TASK MATERIAL:
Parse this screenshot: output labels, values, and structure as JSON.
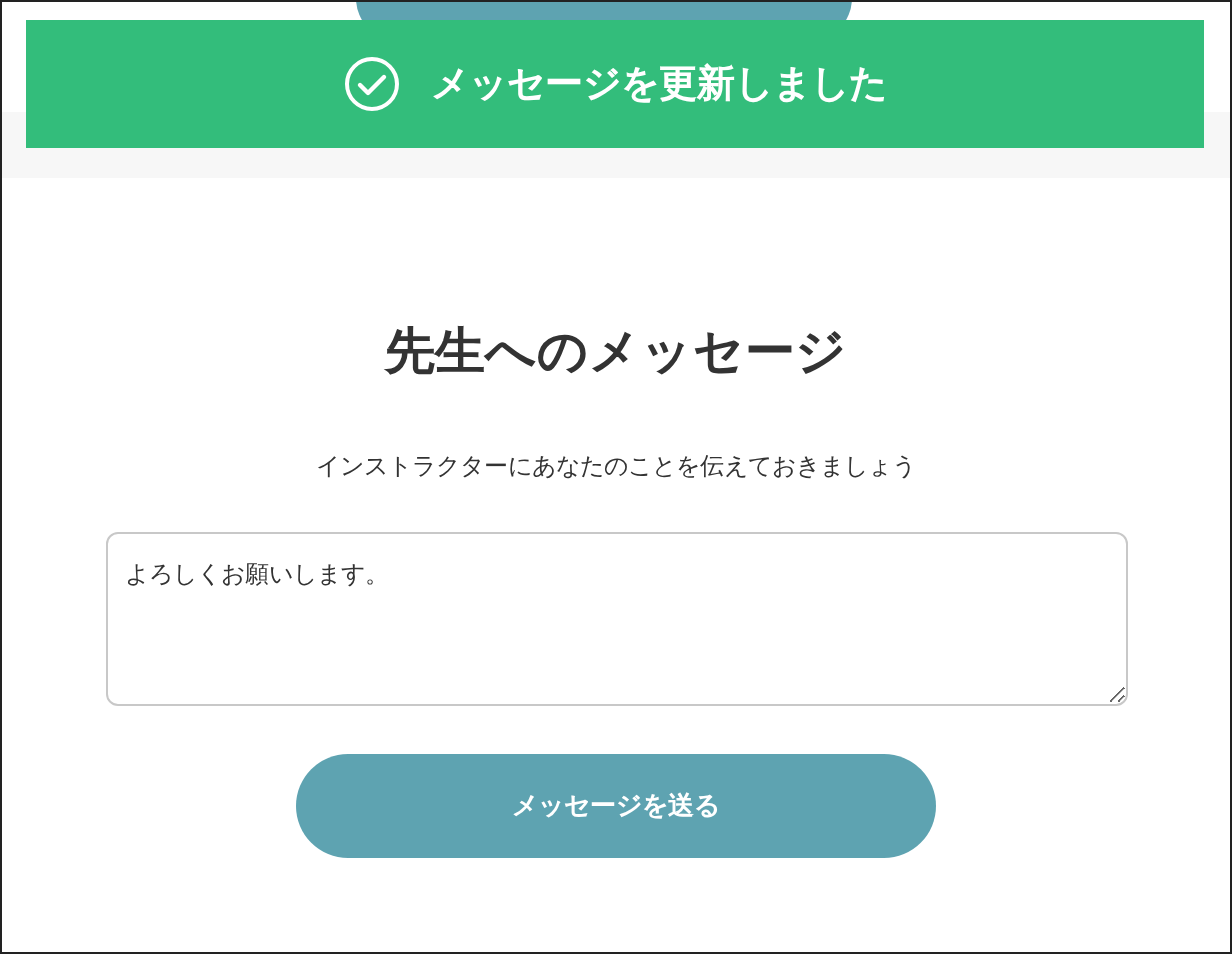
{
  "toast": {
    "message": "メッセージを更新しました"
  },
  "title": "先生へのメッセージ",
  "subtitle": "インストラクターにあなたのことを伝えておきましょう",
  "message_field": {
    "value": "よろしくお願いします。"
  },
  "send_button": {
    "label": "メッセージを送る"
  }
}
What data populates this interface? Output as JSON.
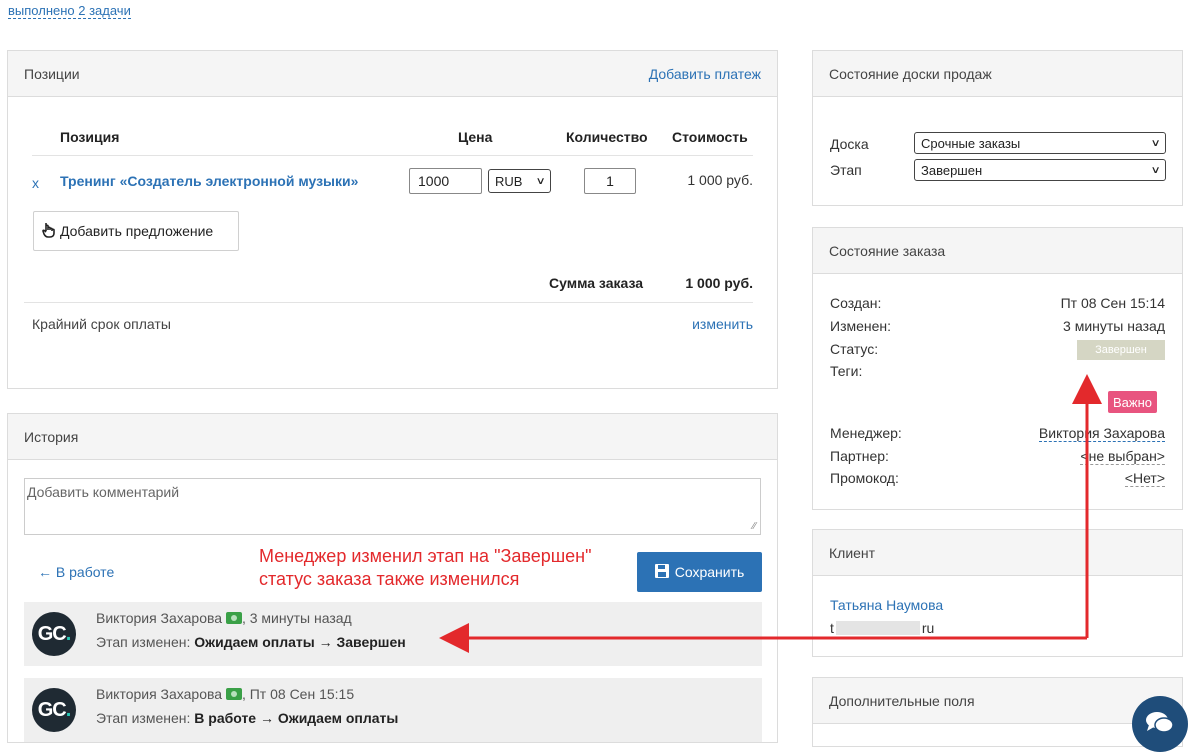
{
  "top_link": "выполнено 2 задачи",
  "positions": {
    "title": "Позиции",
    "add_payment": "Добавить платеж",
    "headers": {
      "position": "Позиция",
      "price": "Цена",
      "quantity": "Количество",
      "cost": "Стоимость"
    },
    "item": {
      "remove": "x",
      "name": "Тренинг «Создатель электронной музыки»",
      "price": "1000",
      "currency": "RUB",
      "quantity": "1",
      "cost": "1 000 руб."
    },
    "add_offer": "Добавить предложение",
    "total_label": "Сумма заказа",
    "total_value": "1 000 руб.",
    "deadline_label": "Крайний срок оплаты",
    "deadline_change": "изменить"
  },
  "history": {
    "title": "История",
    "comment_placeholder": "Добавить комментарий",
    "back_link": "← В работе",
    "save_label": "Сохранить",
    "items": [
      {
        "author": "Виктория Захарова",
        "time": ", 3 минуты назад",
        "prefix": "Этап изменен: ",
        "change": "Ожидаем оплаты → Завершен"
      },
      {
        "author": "Виктория Захарова",
        "time": ", Пт 08 Сен 15:15",
        "prefix": "Этап изменен: ",
        "change": "В работе → Ожидаем оплаты"
      }
    ],
    "avatar_text": "GC",
    "avatar_dot": "."
  },
  "annotation": {
    "line1": "Менеджер изменил этап на \"Завершен\"",
    "line2": "статус заказа также изменился",
    "color": "#e3292c"
  },
  "board": {
    "title": "Состояние доски продаж",
    "board_label": "Доска",
    "board_value": "Срочные заказы",
    "stage_label": "Этап",
    "stage_value": "Завершен"
  },
  "order": {
    "title": "Состояние заказа",
    "created_label": "Создан:",
    "created_value": "Пт 08 Сен 15:14",
    "modified_label": "Изменен:",
    "modified_value": "3 минуты назад",
    "status_label": "Статус:",
    "status_value": "Завершен",
    "tags_label": "Теги:",
    "tag_value": "Важно",
    "manager_label": "Менеджер:",
    "manager_value": "Виктория Захарова",
    "partner_label": "Партнер:",
    "partner_value": "<не выбран>",
    "promo_label": "Промокод:",
    "promo_value": "<Нет>"
  },
  "client": {
    "title": "Клиент",
    "name": "Татьяна Наумова",
    "email_start": "t",
    "email_end": "ru"
  },
  "extra": {
    "title": "Дополнительные поля"
  },
  "colors": {
    "accent": "#2c72b5",
    "tag": "#e8547f",
    "status": "#d5d6c4"
  }
}
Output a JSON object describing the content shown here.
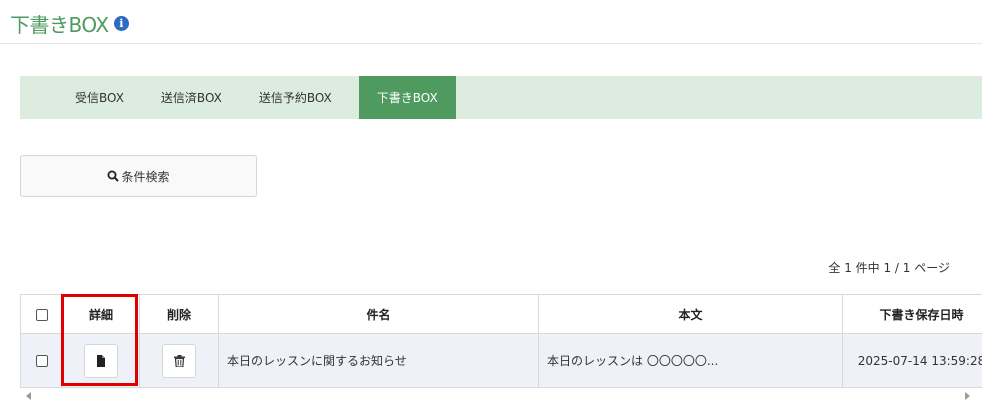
{
  "header": {
    "title": "下書きBOX",
    "info_icon": "i"
  },
  "tabs": [
    {
      "label": "受信BOX",
      "active": false
    },
    {
      "label": "送信済BOX",
      "active": false
    },
    {
      "label": "送信予約BOX",
      "active": false
    },
    {
      "label": "下書きBOX",
      "active": true
    }
  ],
  "search": {
    "label": "条件検索",
    "icon": "search-icon"
  },
  "pager": {
    "text": "全 1 件中 1 / 1 ページ"
  },
  "table": {
    "columns": [
      "",
      "詳細",
      "削除",
      "件名",
      "本文",
      "下書き保存日時"
    ],
    "rows": [
      {
        "subject": "本日のレッスンに関するお知らせ",
        "body": "本日のレッスンは 〇〇〇〇〇...",
        "saved_at": "2025-07-14 13:59:28",
        "detail_icon": "document-icon",
        "delete_icon": "trash-icon"
      }
    ]
  },
  "colors": {
    "accent_green": "#4e9a5f",
    "tab_bar_bg": "#dcecdf",
    "highlight_red": "#e00000",
    "row_bg": "#eef2f8"
  }
}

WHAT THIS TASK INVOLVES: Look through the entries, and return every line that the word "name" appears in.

RESULT OF THIS TASK:
      "name": "Тренинг «Создатель электронной музыки»",
    "name": "Татьяна Наумова",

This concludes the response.